“It was really successful in the sense that they have this thing they always try to do in the media, the good protesters and the bad protesters — ‘crazy anarchists’ who break windows,” Graeber said. “This was the first demonstration put together by the people who were supposed to be the bad protesters. It kind of shows that the way [the media] usually present this isn’t true.”
More faculty members participated in the conference than protested it, but Levin said Yale’s representation did not increase with the move to New York and was comparable to past years. He said the reason he started attending the conference was his increased emphasis on Yale’s international presence.
On Friday evening Levin and New York Gov. George Pataki ’67 served as hosts of a reception at the Yale Club.
Julian Revie ’02, the president of the Yale Entrepreneurial Society, attended the Yale reception and said Levin emphasized Yale’s new need-blind admissions policy for international students in his address.
“I think [the reception] was a great idea because one of Levin’s main initiatives as Yale enters its fourth century is to make Yale be the most prominent global university. It is events like this that put Yale into the spotlight,” Revie said.
Although Levin declined to drop specific names of attendees, other guests said the reception played host to powerful players.
“It was an incredible show of very, very important people,” Garten said.
On Monday Levin and Lanjouw served on a panel on international property rights and their implications on global development.
Garten, at the forum for the seventh time, moderated two panels covering the changing balance between business and government in the world economy and trends in global mergers. Garten said Yale has had a significant presence at the forum for the last couple of years.
“[Levin] is seen as one of the real sort of intellectual powerhouses at the conference,” Garten said.
Esty presented a study done by Yale and Columbia University that ranked the environmental health records of the world’s nations.

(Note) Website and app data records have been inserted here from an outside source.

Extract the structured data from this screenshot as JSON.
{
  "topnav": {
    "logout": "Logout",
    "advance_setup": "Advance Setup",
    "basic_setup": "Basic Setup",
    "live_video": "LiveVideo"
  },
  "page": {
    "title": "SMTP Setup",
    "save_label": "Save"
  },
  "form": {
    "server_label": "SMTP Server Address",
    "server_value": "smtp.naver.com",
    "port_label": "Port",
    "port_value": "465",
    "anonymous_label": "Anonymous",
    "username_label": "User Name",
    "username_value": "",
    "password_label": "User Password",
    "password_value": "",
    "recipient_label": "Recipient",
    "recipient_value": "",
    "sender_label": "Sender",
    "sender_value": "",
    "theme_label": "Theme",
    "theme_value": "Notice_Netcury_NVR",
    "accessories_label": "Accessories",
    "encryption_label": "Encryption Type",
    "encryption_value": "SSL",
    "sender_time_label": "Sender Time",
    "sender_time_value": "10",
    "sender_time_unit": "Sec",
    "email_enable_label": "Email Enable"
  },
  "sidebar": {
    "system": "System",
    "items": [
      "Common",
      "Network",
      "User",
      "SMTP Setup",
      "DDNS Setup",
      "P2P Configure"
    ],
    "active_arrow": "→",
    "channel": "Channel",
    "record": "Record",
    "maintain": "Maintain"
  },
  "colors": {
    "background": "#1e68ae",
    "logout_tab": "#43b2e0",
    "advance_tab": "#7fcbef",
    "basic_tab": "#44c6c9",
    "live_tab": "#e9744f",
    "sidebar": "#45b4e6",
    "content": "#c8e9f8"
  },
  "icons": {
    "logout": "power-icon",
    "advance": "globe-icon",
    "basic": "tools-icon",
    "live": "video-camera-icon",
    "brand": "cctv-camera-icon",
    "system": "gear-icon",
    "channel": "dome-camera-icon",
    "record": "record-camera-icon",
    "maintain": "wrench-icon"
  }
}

The findings ranked the United States 51st, with Finland finishing in first place.
“We had a very good reaction to our efforts on environmental measurement, as well as the book that has just been released measuring environmental performance,” Esty said.